---------- Records for the exercise
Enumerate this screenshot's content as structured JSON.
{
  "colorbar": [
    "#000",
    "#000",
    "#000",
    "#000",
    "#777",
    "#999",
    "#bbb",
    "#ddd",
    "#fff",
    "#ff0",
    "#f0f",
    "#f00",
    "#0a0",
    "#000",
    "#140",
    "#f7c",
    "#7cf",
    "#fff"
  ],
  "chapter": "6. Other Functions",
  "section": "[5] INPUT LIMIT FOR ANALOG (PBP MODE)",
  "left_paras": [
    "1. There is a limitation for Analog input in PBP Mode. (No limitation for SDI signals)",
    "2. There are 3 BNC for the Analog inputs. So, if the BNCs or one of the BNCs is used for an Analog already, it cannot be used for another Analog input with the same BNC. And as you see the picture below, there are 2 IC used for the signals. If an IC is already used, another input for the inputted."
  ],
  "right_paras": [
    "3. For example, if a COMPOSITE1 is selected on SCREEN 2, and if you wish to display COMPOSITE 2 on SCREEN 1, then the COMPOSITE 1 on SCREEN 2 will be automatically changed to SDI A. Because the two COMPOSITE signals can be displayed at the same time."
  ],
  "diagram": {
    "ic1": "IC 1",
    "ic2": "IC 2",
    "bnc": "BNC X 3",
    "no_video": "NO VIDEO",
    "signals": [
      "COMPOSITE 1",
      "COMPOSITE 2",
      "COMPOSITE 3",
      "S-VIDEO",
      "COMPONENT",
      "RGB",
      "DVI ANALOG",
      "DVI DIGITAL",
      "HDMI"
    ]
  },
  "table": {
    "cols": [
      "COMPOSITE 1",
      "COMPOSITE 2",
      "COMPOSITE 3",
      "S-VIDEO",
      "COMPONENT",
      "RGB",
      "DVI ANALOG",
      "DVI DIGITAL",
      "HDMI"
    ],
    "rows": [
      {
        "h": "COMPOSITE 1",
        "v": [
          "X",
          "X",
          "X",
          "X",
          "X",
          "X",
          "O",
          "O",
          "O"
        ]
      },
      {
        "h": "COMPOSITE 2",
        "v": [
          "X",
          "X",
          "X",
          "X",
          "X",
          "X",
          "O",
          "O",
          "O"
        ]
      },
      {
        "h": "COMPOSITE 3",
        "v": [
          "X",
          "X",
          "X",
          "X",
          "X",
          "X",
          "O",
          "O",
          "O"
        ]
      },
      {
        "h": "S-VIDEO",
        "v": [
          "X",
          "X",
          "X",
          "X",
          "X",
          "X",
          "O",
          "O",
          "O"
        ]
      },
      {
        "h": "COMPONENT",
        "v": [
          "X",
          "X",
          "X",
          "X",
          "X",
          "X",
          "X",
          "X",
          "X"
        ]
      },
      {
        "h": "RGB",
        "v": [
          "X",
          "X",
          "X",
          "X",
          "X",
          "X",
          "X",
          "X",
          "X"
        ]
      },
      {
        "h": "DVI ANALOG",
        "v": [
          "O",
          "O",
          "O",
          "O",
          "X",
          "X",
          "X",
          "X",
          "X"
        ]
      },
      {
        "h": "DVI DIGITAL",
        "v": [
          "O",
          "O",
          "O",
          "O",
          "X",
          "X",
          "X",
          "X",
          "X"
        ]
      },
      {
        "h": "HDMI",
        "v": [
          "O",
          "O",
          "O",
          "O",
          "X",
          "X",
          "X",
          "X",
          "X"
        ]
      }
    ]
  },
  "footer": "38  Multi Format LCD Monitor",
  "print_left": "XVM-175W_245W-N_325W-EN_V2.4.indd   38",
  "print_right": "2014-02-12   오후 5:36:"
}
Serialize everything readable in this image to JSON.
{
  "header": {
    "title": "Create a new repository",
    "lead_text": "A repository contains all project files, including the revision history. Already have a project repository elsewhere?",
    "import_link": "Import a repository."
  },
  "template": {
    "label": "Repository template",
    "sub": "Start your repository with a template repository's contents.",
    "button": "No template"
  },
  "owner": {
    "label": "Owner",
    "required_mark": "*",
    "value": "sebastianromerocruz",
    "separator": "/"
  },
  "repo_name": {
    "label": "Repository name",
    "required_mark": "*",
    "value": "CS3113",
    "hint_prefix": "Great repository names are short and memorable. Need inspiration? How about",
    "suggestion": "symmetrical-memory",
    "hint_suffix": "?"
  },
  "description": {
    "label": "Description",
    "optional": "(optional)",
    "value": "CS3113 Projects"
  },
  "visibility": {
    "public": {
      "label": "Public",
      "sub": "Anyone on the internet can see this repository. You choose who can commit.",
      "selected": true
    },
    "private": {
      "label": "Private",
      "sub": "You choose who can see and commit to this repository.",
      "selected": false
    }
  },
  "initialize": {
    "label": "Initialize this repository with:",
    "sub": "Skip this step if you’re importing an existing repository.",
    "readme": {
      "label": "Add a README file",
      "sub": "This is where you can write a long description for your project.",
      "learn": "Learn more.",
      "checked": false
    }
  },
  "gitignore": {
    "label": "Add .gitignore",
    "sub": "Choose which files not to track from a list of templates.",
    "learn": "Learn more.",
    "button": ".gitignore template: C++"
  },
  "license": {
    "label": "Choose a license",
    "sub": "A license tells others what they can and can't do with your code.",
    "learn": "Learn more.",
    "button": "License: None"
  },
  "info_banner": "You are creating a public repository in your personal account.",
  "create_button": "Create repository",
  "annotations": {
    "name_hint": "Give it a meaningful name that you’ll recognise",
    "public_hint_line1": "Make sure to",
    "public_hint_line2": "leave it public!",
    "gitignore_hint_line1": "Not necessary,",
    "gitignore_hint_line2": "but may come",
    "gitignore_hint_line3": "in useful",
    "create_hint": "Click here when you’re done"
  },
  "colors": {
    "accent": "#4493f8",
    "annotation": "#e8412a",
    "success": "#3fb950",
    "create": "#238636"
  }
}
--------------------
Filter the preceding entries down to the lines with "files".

» **Response to this exercise**
    "lead_text": "A repository contains all project files, including the revision history. Already have a project repository elsewhere?",
    "sub": "Choose which files not to track from a list of templates.",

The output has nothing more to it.